Last modified: Wednesday, September 25, 2002
Leadership development for students popular at IU
For many students, going to college is an opportunity to develop leadership skills, and this is clearly evident at Indiana University.
Through a mushrooming interest in leadership classes, creation of a leadership minor and the Center for Student Leadership Development in the Department of Recreation and Park Administration, and activities of the popular Council for Advancing Student Leadership, the university is supporting a multi-faceted approach to leadership.
"We want to help students recognize their leadership potential and help them develop the skills necessary to succeed in this area," said Richard Mull, who administers the leadership courses in the School of Health, Physical Education and Recreation.
In cooperation with recognized advisers and coaches, Mull serves as instructor for two classes this semester through independent study. The two, Participant Leadership Development and Organizational Leadership Development, are at capacity with approximately 120 students. These two popular courses, along with planned spring classes on Leadership and Your Future, Organizational Leadership Theory, and Coaching and Leadership Development, form the core of a leadership minor that is new this fall.
Mull said the 15-credit undergraduate leadership minor is designed to help students explore and experience multiple frameworks of leadership. "With more than 250 student organizations on this campus, the opportunities for leadership development are considerable. They include the diverse campus groups, club sports, intramurals, fraternities and sororities, team captains and varsity athletics, and student supervisors," he said. Leadership opportunities after college abound in such fields as recreation, business, government, law, medicine, education and the non-profit sector, he noted.
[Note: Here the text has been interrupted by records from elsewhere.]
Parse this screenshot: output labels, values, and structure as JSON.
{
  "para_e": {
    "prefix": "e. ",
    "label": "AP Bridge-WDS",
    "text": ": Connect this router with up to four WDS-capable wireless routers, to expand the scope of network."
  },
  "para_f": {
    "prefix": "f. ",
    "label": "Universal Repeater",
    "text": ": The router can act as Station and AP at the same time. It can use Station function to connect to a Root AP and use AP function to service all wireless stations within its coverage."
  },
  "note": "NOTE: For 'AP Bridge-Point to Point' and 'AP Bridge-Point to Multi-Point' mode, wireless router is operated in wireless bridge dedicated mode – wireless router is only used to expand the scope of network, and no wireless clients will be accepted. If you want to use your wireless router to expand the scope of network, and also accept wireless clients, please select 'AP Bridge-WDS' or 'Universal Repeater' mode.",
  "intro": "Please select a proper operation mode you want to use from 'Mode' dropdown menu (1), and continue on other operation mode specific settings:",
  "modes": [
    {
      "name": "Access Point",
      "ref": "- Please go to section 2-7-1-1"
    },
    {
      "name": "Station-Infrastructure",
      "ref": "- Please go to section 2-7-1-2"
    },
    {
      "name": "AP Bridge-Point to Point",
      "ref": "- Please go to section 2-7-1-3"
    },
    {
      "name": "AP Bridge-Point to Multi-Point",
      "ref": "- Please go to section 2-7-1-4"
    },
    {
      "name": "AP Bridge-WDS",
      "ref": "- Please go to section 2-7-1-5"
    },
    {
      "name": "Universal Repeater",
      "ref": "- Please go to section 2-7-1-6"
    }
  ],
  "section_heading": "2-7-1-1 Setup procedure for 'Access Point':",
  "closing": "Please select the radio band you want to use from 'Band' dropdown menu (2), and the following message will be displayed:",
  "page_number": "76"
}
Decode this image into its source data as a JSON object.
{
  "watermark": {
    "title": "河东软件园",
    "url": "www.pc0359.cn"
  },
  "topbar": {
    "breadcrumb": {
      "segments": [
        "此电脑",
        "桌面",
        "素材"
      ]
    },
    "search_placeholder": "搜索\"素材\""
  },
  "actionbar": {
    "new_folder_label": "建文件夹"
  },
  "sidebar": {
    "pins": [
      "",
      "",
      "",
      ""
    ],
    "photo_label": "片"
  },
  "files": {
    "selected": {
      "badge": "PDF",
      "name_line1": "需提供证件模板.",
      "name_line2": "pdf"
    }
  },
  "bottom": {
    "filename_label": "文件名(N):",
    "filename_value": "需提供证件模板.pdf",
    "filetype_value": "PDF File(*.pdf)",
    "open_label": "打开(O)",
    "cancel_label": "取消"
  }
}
CASL was formed in 1998 to enhance student leadership through campus extracurricular activities and student organizations. Committees direct specific activities in such areas as education, events, fund-raising, marketing, mentoring, newsletters and training.
The goals of CASL are to (1) work with campus student organizations to facilitate and encourage student leadership, (2) provide formal and informal educational experience to student leaders, (3) recognize outstanding student leaders and organizational advisers, (4) involve alumni in the student leadership development effort and (5) communicate meaningful and valuable leadership information.
For more details on campus leadership programs, contact Mull at 812-855-7399 or email@example.com. The Web site for the Department of Recreation and Park Administration is at http://www.indiana.edu/~recpark/.